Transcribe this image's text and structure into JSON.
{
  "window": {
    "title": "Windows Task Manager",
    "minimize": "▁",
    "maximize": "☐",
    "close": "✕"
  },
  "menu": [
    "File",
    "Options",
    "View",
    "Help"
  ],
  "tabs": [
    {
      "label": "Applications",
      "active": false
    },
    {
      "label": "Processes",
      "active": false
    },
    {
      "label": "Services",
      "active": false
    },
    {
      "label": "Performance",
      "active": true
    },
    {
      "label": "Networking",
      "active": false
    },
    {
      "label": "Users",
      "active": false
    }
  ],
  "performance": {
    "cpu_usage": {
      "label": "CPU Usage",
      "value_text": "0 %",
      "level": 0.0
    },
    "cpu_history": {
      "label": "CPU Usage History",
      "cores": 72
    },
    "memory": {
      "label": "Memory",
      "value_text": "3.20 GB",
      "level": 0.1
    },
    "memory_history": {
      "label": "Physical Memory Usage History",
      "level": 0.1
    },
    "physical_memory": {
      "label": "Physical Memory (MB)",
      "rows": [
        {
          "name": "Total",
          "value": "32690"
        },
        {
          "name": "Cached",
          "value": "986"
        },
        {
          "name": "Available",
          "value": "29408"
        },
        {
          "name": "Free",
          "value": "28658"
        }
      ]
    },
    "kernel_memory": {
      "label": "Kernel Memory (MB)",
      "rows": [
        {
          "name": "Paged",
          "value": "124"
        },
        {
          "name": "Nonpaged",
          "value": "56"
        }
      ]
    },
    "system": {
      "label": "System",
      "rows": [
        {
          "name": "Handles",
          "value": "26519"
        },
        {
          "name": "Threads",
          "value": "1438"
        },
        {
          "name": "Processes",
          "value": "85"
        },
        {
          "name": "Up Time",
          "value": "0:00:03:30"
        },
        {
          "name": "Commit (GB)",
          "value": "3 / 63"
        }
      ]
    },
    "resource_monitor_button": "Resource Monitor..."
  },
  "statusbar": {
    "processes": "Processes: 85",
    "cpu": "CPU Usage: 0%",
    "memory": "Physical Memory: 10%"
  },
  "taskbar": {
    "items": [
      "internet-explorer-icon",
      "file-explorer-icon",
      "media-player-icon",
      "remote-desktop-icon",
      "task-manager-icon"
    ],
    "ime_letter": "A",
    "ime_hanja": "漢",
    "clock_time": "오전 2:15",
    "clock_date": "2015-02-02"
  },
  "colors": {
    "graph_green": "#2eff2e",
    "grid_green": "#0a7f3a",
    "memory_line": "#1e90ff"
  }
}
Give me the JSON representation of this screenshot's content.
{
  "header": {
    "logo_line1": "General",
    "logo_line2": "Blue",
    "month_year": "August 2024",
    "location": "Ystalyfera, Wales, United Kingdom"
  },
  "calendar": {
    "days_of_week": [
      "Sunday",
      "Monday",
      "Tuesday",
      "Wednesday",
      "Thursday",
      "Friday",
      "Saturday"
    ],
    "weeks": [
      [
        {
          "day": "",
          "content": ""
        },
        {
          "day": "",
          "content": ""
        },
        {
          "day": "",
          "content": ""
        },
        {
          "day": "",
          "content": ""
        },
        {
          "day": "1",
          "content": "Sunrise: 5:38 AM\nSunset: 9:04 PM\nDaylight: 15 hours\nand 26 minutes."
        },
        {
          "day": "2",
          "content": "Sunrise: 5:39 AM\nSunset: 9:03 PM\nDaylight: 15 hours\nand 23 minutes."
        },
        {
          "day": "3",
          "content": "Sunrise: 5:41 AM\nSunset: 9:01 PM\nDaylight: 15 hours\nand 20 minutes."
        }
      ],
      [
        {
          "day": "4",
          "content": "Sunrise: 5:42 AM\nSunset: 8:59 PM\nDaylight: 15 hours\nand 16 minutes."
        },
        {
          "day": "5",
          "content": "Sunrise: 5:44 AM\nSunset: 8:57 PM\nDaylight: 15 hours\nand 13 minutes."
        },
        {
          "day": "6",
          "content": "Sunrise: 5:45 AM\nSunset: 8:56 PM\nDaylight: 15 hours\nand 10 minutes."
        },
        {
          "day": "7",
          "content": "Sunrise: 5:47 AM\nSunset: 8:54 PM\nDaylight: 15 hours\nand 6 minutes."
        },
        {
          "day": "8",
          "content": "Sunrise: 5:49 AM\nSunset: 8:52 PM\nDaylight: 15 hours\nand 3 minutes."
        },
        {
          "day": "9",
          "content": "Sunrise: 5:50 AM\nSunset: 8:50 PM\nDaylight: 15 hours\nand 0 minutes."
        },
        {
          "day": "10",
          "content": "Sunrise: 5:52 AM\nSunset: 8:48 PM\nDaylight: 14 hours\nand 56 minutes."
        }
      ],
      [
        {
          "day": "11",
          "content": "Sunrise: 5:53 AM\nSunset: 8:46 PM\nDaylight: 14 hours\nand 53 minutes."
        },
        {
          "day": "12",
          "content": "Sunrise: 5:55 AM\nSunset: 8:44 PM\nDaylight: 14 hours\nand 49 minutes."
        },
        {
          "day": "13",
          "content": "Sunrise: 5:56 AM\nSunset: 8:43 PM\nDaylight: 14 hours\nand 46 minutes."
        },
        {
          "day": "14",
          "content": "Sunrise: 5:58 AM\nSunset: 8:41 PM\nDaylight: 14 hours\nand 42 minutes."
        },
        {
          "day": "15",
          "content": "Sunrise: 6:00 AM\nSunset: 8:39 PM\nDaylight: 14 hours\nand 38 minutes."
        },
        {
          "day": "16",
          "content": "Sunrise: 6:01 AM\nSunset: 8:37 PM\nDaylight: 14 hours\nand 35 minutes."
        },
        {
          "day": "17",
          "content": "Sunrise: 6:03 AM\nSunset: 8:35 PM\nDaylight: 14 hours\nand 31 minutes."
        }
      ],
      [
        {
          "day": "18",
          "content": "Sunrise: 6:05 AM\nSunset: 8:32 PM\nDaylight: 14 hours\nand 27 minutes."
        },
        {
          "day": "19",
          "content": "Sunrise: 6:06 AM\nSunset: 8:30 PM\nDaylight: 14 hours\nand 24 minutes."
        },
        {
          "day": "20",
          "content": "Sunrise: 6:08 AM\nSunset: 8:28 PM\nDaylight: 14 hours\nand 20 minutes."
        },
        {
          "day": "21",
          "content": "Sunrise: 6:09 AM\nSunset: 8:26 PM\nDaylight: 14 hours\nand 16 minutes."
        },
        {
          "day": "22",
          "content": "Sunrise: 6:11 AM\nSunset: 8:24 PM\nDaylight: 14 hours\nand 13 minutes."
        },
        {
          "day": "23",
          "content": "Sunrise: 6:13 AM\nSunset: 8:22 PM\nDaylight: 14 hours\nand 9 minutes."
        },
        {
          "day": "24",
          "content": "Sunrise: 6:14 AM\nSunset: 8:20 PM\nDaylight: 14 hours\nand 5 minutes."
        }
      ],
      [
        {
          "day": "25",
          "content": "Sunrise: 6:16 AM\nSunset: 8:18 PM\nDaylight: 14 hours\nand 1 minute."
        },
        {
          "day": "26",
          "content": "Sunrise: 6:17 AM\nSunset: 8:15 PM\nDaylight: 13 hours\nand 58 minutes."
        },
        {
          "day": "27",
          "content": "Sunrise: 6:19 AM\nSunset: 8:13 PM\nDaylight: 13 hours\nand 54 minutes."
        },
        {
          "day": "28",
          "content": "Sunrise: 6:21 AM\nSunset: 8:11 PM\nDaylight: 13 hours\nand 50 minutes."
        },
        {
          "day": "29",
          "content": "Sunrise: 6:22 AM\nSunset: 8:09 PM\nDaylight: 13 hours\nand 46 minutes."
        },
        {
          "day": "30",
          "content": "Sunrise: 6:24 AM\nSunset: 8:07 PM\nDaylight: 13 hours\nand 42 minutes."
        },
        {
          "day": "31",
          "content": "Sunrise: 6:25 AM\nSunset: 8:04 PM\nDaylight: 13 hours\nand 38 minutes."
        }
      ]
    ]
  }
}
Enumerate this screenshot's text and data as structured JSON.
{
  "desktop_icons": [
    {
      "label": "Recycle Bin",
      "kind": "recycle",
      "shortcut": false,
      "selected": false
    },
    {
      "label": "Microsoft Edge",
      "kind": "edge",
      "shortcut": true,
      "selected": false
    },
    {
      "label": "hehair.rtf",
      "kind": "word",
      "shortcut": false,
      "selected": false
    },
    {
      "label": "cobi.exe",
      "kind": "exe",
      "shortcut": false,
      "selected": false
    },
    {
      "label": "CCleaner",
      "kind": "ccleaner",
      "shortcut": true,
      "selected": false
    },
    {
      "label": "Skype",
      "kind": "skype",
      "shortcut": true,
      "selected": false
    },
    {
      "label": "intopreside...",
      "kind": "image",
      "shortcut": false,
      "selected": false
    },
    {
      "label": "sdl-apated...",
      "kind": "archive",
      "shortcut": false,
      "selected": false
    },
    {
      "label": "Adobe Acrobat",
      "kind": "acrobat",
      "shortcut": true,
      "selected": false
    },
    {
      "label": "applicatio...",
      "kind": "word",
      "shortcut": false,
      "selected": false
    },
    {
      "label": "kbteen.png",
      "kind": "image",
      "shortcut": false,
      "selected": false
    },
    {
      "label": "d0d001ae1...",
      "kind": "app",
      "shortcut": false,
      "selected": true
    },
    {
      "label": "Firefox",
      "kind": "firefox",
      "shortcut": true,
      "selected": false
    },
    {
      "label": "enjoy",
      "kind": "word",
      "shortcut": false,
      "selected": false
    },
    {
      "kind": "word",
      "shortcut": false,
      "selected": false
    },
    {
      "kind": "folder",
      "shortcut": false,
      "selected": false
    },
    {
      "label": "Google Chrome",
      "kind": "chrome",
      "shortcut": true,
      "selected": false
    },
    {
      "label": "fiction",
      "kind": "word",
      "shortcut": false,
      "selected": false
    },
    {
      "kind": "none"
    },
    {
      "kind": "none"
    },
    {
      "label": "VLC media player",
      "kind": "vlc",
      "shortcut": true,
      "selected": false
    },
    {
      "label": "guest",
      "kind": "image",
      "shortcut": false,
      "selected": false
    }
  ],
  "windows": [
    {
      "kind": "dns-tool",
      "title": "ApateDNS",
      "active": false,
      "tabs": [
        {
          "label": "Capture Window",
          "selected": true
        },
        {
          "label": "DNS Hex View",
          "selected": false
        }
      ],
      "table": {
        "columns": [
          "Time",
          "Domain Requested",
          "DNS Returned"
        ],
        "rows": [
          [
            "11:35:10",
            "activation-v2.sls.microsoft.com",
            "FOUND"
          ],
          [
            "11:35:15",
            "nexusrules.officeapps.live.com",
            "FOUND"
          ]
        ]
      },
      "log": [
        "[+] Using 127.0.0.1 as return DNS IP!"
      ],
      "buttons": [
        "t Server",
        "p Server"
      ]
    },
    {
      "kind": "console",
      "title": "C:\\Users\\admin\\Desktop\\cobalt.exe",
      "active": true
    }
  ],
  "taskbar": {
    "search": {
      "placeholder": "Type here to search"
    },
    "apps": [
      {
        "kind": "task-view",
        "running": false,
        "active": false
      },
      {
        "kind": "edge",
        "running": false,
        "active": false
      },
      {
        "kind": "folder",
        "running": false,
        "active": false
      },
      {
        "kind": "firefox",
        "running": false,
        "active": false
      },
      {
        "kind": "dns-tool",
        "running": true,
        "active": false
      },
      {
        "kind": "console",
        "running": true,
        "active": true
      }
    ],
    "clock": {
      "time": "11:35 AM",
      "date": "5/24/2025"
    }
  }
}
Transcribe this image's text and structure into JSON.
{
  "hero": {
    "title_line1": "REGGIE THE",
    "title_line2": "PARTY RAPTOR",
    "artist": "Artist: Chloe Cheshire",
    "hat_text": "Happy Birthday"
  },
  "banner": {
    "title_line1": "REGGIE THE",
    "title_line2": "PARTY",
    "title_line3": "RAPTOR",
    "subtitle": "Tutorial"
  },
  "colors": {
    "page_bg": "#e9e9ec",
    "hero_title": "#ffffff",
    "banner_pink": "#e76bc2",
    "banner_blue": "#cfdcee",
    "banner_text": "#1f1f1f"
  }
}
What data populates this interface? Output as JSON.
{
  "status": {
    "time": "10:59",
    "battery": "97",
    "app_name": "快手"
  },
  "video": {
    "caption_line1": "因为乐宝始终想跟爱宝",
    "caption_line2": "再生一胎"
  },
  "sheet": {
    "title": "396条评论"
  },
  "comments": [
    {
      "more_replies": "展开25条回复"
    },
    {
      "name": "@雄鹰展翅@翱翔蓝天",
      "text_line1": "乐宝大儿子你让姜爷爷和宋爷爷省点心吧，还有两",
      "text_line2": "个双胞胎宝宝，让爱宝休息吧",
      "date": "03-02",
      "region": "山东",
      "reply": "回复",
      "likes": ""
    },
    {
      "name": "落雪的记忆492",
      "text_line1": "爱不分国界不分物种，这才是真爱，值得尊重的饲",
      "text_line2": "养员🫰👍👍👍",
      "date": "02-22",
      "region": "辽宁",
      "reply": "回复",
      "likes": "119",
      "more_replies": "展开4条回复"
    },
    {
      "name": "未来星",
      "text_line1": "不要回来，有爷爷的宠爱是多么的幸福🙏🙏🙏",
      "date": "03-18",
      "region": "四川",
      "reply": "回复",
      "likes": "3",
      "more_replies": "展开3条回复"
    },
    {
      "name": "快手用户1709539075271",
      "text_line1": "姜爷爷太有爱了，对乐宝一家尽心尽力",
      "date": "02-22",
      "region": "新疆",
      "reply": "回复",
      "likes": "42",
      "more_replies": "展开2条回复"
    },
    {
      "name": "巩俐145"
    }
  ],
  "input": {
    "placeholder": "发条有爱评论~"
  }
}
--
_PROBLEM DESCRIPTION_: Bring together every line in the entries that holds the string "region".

_RESULT OF THE EXERCISE_:
      "region": "山东",
      "region": "辽宁",
      "region": "四川",
      "region": "新疆",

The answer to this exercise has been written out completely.